Oh, and if you are married, like me, be sure to run all this stuff by your wife. Maybe that should have been step one…oops.
Step 3: Do It Yourself Projects
You certainly have the option of just buying everything for your gym. To really make it yours, however, and to save some cash, you can build a few pieces on your own. I recommend, to start, building these four projects:
- Plyometric Box
- Power Rack
- Medicine Ball
These first few items will help you get started with a core garage gym, and you could get it all done in one dedicated weekend. However, if you are interested in even more projects, there are over a dozen garage gym DIY project tutorials at the DIY Corner.
The first project is a plyometric box. One sheet of plywood, six cuts to suit the size you need, some glue, and screws and you are done! A plyometric box can be used for box jumps, dips, step-ups, box squats, and any other creative exercise you can think of. It is a very quick and easy project. It will only cost about $20, take you about 30 minutes, and is not very difficult to complete. Click here for the full tutorial.
The second project is a little more difficult and time-consuming: a power rack. However, if you build this project, and take care of it, it will last a long time and give you a great training capability. You will be able to squat with safety bars and make use of a pull-up bar. You can make any modifications you like to suit your needs. If this project is too advanced for you, I recommend some cement buckets and 4x4s — you can find that project here. For the full power rack project, check out the instructions here.
The third project is very quick and easy: a medicine ball. Just cut open a basketball, fill it with pool salt (not sand) and patch it up. Now you have a medicine ball! A medicine ball is great for wall-ball shots (squatting with and throwing to a target 10 feet away), weighted sit-ups, medicine ball cleans, and many other exercises. It is a must when starting a garage gym, and you can check out the full instructions here.
The fourth project is also quick and easy: parallettes. Parallettes are great for deficit push-ups, L-sits, dips, pass-throughs, and many other exercises. This project just takes a few cuts of PVC, some PVC cement, and you are good to go. Very easy and a great addition to a garage gym — you can check out that project here.

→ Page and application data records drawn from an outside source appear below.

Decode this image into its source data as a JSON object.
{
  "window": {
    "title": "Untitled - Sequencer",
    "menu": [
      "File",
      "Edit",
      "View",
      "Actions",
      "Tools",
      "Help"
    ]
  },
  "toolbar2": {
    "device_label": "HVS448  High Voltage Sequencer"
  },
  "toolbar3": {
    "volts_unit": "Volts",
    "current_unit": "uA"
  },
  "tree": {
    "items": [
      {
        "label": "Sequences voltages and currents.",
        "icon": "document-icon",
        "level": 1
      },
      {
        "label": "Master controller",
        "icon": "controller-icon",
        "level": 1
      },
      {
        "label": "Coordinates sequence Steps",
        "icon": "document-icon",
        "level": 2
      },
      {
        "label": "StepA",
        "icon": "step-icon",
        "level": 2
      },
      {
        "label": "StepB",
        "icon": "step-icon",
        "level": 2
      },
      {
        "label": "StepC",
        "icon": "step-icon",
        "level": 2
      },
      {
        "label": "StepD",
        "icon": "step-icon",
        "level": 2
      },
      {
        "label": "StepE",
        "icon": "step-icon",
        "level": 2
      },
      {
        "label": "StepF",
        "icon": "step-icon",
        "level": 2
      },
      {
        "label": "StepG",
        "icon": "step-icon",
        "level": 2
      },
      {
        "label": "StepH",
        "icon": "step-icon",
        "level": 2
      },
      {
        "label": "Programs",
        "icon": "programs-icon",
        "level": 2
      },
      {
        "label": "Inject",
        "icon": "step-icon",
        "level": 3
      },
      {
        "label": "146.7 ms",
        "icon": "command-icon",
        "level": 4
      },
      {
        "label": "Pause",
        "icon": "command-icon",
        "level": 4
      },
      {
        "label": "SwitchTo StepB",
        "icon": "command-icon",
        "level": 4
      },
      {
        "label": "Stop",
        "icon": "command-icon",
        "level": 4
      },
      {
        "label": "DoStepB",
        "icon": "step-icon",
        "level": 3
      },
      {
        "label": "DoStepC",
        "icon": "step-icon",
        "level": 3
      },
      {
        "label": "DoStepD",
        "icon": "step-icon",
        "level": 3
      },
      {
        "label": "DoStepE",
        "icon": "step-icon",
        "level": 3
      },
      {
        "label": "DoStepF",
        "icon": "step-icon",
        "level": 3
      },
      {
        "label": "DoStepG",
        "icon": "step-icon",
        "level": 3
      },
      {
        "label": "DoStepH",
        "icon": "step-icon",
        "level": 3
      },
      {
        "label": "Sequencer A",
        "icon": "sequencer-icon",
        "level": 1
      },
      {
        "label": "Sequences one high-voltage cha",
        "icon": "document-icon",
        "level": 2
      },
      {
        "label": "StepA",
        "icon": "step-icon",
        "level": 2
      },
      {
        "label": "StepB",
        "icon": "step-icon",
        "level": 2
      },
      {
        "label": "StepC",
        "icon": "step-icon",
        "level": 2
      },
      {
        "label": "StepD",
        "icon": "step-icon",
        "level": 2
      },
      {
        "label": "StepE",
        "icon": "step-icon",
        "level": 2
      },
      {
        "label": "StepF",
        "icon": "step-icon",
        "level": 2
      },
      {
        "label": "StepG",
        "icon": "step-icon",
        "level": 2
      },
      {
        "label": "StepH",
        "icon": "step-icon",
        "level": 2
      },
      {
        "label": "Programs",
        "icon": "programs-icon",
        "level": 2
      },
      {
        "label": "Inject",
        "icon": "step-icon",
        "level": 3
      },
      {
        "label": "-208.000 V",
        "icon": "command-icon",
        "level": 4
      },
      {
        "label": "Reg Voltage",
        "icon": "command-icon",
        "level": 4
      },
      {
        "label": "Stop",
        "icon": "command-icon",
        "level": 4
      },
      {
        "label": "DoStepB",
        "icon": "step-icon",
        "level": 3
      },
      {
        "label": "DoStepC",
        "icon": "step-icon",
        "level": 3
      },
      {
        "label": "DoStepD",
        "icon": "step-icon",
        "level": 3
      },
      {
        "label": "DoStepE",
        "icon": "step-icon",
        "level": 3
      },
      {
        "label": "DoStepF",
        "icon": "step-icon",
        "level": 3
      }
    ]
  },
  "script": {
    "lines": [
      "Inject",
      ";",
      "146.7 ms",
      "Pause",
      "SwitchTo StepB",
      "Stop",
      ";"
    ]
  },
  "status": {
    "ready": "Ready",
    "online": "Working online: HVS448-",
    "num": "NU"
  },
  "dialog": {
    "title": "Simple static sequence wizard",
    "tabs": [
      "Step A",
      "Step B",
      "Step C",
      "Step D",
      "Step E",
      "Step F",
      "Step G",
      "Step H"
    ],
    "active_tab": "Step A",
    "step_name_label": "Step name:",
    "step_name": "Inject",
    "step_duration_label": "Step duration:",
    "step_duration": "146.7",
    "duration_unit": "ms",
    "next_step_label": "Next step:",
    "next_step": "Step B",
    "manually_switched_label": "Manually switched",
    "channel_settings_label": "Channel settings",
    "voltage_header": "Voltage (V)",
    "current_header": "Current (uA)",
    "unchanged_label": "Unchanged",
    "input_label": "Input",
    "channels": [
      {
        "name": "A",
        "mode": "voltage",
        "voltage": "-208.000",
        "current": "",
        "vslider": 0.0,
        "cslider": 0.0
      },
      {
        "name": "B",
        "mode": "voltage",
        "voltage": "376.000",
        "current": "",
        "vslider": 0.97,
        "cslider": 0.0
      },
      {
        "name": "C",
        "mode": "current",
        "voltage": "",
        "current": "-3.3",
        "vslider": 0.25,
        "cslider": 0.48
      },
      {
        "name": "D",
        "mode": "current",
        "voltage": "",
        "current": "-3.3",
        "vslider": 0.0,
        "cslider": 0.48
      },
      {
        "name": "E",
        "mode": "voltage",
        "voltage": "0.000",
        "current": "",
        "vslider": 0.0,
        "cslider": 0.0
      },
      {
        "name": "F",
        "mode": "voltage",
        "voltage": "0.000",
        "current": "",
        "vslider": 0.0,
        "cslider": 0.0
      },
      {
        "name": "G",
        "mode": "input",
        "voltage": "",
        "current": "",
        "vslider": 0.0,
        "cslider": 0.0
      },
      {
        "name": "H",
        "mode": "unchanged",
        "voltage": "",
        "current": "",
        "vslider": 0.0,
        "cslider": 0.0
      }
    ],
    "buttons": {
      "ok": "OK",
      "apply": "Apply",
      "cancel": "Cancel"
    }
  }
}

These projects are just the start, but with a solid foundation and these few items, you will have enough equipment to have a very simple and effective garage gym. As you become more experienced and learn more about how you operate in a garage gym you can slowly expand your DIY arsenal or purchase the additional items you need.
As with any do-it-yourself project, unfamiliarity with the tools and process can be dangerous. If you are at all uncomfortable or inexperienced working on DIY projects (especially projects involving dangerous tools), please reconsider doing the job yourself. It is very possible on any DIY to damage your property, create a hazardous condition, or harm yourself or others. Be careful!
Ready to get extremely fit, at home? Are you ready for a garage gym?
It is time to take a stand. It is time to get rid of all the supplements that don’t work and that you don’t need, time to trade in the crazy-expensive gym memberships and throw away the fitness magazines that push useless products and programs designed for people who aren’t you.
It is time to start making some decisions for yourself, and decisions affecting your health should not be taken lightly. Thomas Jefferson put it this way, “Leave all the afternoon for exercise and recreation, which are as necessary as reading. I will rather say more necessary because health is worth more than learning.”
Good luck with your garage gym!
Do you have a garage gym? What do you have in it? Share with us in the comments!